It seemed to have worked out with this new setting. If I compare the TSPD-as-logged with my own calculations (TSPD_calc15), it seemed “closed enough” again . So it appears I now have a rolling 15-min demand, with every 2 minutes the aging out of the oldest 2 minutes worth of data to add in new ones (like @dBC already figured out).
Next step would be to immediately receive a message (eg. e-mail) if I exceed the 2500 “quarter-hour peak”, so that I could try to figure out what caused that peak. As far as I understand, the process list setup below will not work out. But what will?
FYI a screenshot from emoncms and a calculation of my own in LibreOffice Calc.
I think the following process list should work, but I don’t find where I can do the e-mail settings.
I found the topic Send Email Event , but I don’t find
/var/www/emoncms$ ls composer.json index.php route.php COPYRIGHT.txt Lib scripts core.php LICENSE.txt settings.env.ini default.emonpi.settings.php locale.php settings.ini default-settings.ini Modules tests default-settings.php param.php Theme docs php-info.php version.txt example.settings.ini process_settings.php example.settings.php readme.md

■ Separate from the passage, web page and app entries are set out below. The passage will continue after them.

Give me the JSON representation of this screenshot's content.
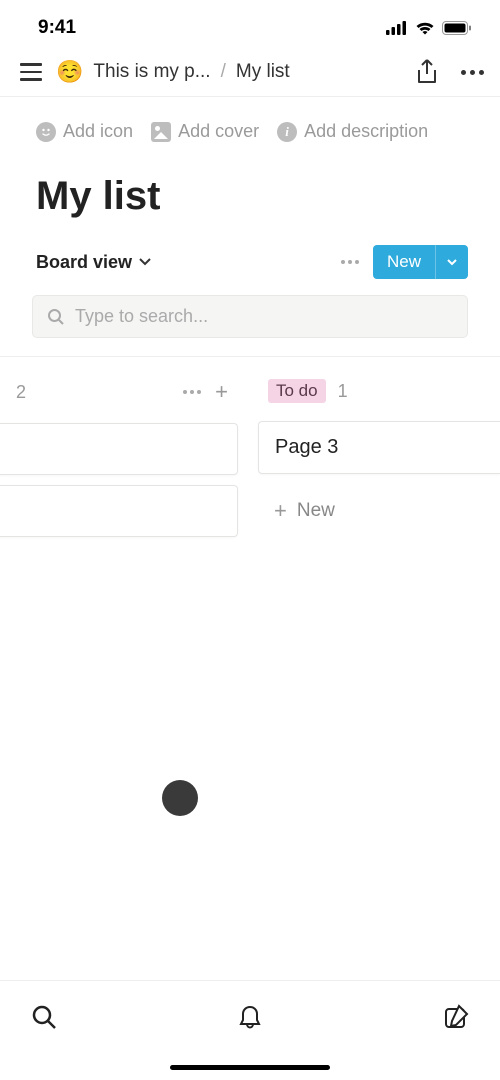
{
  "statusBar": {
    "time": "9:41"
  },
  "nav": {
    "parentEmoji": "☺️",
    "parentTitle": "This is my p...",
    "separator": "/",
    "currentTitle": "My list"
  },
  "pageActions": {
    "addIcon": "Add icon",
    "addCover": "Add cover",
    "addDescription": "Add description"
  },
  "page": {
    "title": "My list"
  },
  "viewBar": {
    "viewName": "Board view",
    "newLabel": "New"
  },
  "search": {
    "placeholder": "Type to search..."
  },
  "board": {
    "leftCol": {
      "count": "2"
    },
    "rightCol": {
      "label": "To do",
      "count": "1",
      "cards": [
        {
          "title": "Page 3"
        }
      ],
      "newLabel": "New"
    }
  }
}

After looking at all the files, I figured out that I could copy-paste relevant sections from
settings.ini. I did so for the smtp-section and I installed SwiftMailer. Hopefully it seems to work out. I’m still in doubt about the correct way of working: if the peak stays higher than 2500 W for a long time, I will get an e-mail every 10 seconds…
I also changed…

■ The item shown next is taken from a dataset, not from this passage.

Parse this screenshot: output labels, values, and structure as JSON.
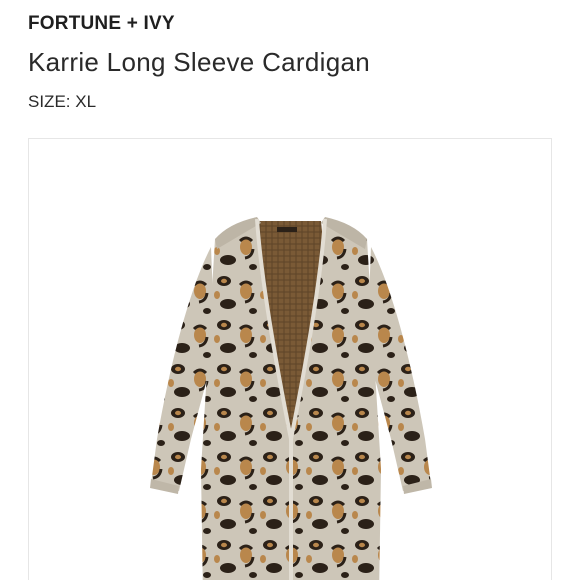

csv_decimal_place_separator = "," csv_field_separator = ";"
… but that setting doesn’t seem to apply yet. Do I have to restart some service?
Unfortunately I don’t receive any e-mails. What could be wrong? I executed
git -C /opt/emoncms/modules clone -b 'v5.4.8' --single-branch https://github.com/swiftmailer/swiftmailer.git and changed settings in
[smtp] ; Email address to email proccessed input values default_emailto = '(my personal e-mailaddress)' host = "smtp.gmail.com" ; 25, 465, 587 port = "465" ; another e-mail address that I have, different from my personal one. from_email = '[email protected]' from_name = 'Some name' ; Comment lines below that dont apply ; ssl, tls encryption = "ssl" username = "[email protected]" password = "Iwillnotttellyou"
I’m also still in doubt about the correct way of working: if the peak stays higher than 2500 W for a long time, I will get an e-mail every 10 seconds with my process list that I posted earlier… Won’t I?
I couldn’t fix the e-mail problem in emoncms, so I went for another solution with Node-Red that seems to work. I still have to fine tune it, but I already get an e-mail if I exceed a peak.